Dr Audrey is registered with all the major health funds and you may claim your rebate on the spot at your time of treatment. If you are unsure if you are covered for acupuncture, please check with your policy provider.
Acupuncture is not currently covered by Medicare.
What Do I Need to Bring to My Treatment?
Please bring in any relevant reports or scans if you have not emailed them prior to your appointment.
You are not required to wear anything specific.
What if I Don’t Like Needles? Does it Hurt?
Dr Audrey uses gentle and sophisticated Japanese techniques with an emphasis on patient comfort. Dr Audrey has treated many patients with a fear of needles who love coming for their acupuncture treatments! Most came initially at the insistence of friends or family and they are often pleasantly surprised how quickly they are able to relax and enjoy the treatment because of the gentle needling techniques and the calm and relaxing environment of the clinic.
If you have any apprehension about any of the techniques being offered, simply let your practitioner know and your needs will be considered regarding your treatment and your treatment plan.
What is the Difference Between Acupuncture and Dry Needling?
I often get asked this question and as ‘trigger points’ correspond to acupuncture points nearly all of the time, and dry needling therapists are also using acupuncture needles, what is the difference between acupuncture and dry needling?
Importantly there can be differences in safety level, skill level and expertise between practitioners.
Acupuncture is a an extensively researched practice that is regulated by a national government board in Australia. To qualify as an acupuncturist in Australia, the minimum requirement is a Bachelor level degree with a minimum of 4 years specialised training. Acupuncturists are registered professionals with the Australian Health Practitioner Regulation Agency (AHPRA), just like your GP and Specialist, and must adhere to strict safety, hygiene and continuing education standards. To perform dry needling techniques using acupuncture needles in Australia, therapists typically qualify by completing a 2-day dry needling course.
Acupuncture is also a holistic and comprehensive treatment modality that addresses the underlying cause of your condition to help resolve it and achieve lasting relief. Dry needling techniques may relieve the symptoms of pain and tension temporarily, but they are unlikely to prevent your issue from reoccurring and further treatment most likely required.

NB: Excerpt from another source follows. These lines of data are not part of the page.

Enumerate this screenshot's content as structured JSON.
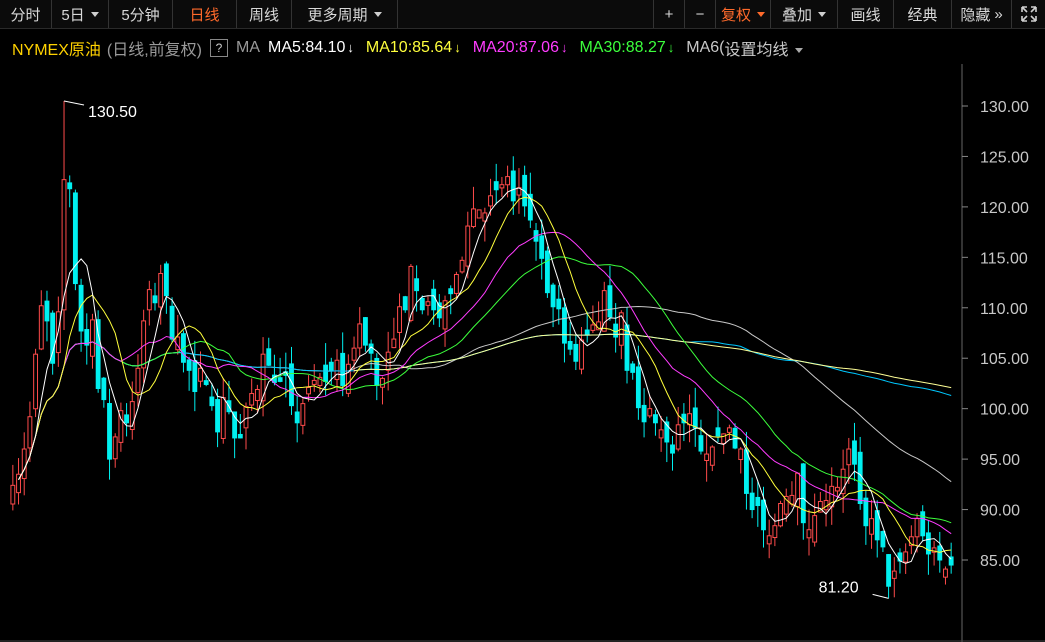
{
  "toolbar": {
    "left": [
      {
        "label": "分时",
        "caret": false,
        "active": false
      },
      {
        "label": "5日",
        "caret": true,
        "active": false
      },
      {
        "label": "5分钟",
        "caret": false,
        "active": false
      },
      {
        "label": "日线",
        "caret": false,
        "active": true
      },
      {
        "label": "周线",
        "caret": false,
        "active": false
      },
      {
        "label": "更多周期",
        "caret": true,
        "active": false
      }
    ],
    "right": [
      {
        "label": "+",
        "caret": false,
        "active": false
      },
      {
        "label": "−",
        "caret": false,
        "active": false
      },
      {
        "label": "复权",
        "caret": true,
        "active": true
      },
      {
        "label": "叠加",
        "caret": true,
        "active": false
      },
      {
        "label": "画线",
        "caret": false,
        "active": false
      },
      {
        "label": "经典",
        "caret": false,
        "active": false
      },
      {
        "label": "隐藏",
        "caret": false,
        "active": false
      }
    ]
  },
  "legend": {
    "title": "NYMEX原油",
    "subtitle": "(日线,前复权)",
    "help": "?",
    "ma_label": "MA",
    "ma_items": [
      {
        "text": "MA5:84.10",
        "color": "#ffffff"
      },
      {
        "text": "MA10:85.64",
        "color": "#ffff3c"
      },
      {
        "text": "MA20:87.06",
        "color": "#ff3cff"
      },
      {
        "text": "MA30:88.27",
        "color": "#3cff3c"
      },
      {
        "text": "MA6(",
        "color": "#c8c8c8"
      }
    ],
    "setting_label": "设置均线"
  },
  "chart_data": {
    "type": "candlestick",
    "title": "NYMEX原油",
    "ylim": [
      79.5,
      133
    ],
    "yticks": [
      "130.00",
      "125.00",
      "120.00",
      "115.00",
      "110.00",
      "105.00",
      "100.00",
      "95.00",
      "90.00",
      "85.00"
    ],
    "colors": {
      "up": "#ff4b4b",
      "down": "#00f0f0",
      "ma5": "#ffffff",
      "ma10": "#ffff3c",
      "ma20": "#ff3cff",
      "ma30": "#3cff3c",
      "ma60": "#c8c8c8",
      "ma120": "#00c8ff",
      "ma250": "#ffff96"
    },
    "annotations": [
      {
        "text": "130.50",
        "value": 130.5
      },
      {
        "text": "81.20",
        "value": 81.2
      }
    ],
    "close": [
      92.4,
      93.5,
      96.0,
      99.2,
      105.4,
      110.2,
      108.7,
      104.5,
      109.6,
      122.7,
      121.8,
      112.4,
      107.7,
      106.3,
      108.8,
      102.0,
      100.9,
      95.0,
      97.2,
      99.8,
      98.6,
      100.7,
      104.0,
      108.7,
      111.8,
      110.5,
      113.4,
      111.2,
      106.9,
      107.1,
      104.6,
      103.8,
      101.7,
      104.0,
      102.4,
      100.3,
      97.7,
      101.1,
      99.7,
      97.1,
      97.1,
      100.2,
      101.5,
      101.9,
      105.4,
      104.3,
      102.6,
      102.7,
      103.3,
      100.3,
      98.6,
      100.5,
      102.1,
      102.8,
      103.1,
      102.7,
      103.8,
      104.8,
      102.3,
      104.4,
      106.0,
      108.4,
      106.3,
      105.5,
      102.3,
      103.0,
      105.6,
      106.9,
      110.1,
      109.8,
      114.1,
      111.7,
      109.8,
      110.6,
      109.8,
      109.0,
      110.7,
      111.4,
      113.3,
      114.7,
      118.1,
      119.8,
      119.7,
      119.4,
      121.1,
      121.7,
      122.2,
      123.0,
      120.6,
      121.9,
      120.1,
      118.7,
      116.6,
      114.9,
      111.5,
      110.1,
      109.9,
      106.5,
      105.9,
      104.7,
      106.8,
      107.3,
      108.3,
      108.6,
      111.7,
      109.1,
      107.1,
      109.5,
      103.8,
      103.6,
      100.1,
      98.7,
      100.0,
      98.6,
      97.9,
      96.7,
      95.6,
      98.4,
      98.6,
      99.5,
      98.1,
      95.8,
      95.5,
      96.2,
      97.3,
      97.5,
      98.1,
      96.1,
      96.0,
      91.6,
      90.0,
      90.4,
      88.0,
      87.4,
      88.4,
      90.6,
      91.3,
      91.4,
      93.6,
      88.7,
      88.0,
      89.4,
      90.8,
      90.9,
      92.3,
      92.2,
      94.0,
      96.0,
      94.5,
      90.6,
      88.4,
      89.1,
      87.0,
      86.3,
      82.4,
      83.9,
      84.9,
      85.8,
      87.3,
      89.1,
      87.4,
      85.6,
      86.2,
      85.0,
      84.1,
      84.5
    ],
    "ma5_last": 84.1,
    "ma10_last": 85.64,
    "ma20_last": 87.06,
    "ma30_last": 88.27
  }
}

Dry needling is a technique used to relieve muscle tension and pain by using acupuncture needles inserted into ‘trigger points’ on the body. Originally hypodermic needles were used to inject saline and other substances into the ‘trigger points’, but the realisation was made that it was the needles that gave the therapeutic effect rather than the injected substance, so acupuncture needles became the ‘go to’ needle used for dry needling. Trigger point locations correspond to acupuncture points 92% of the time according to the pioneer of dry needling Janet Travell, and studies have also concluded that there is a correlation between trigger points used for referred pain and the location of corresponding acupuncture meridian pathways.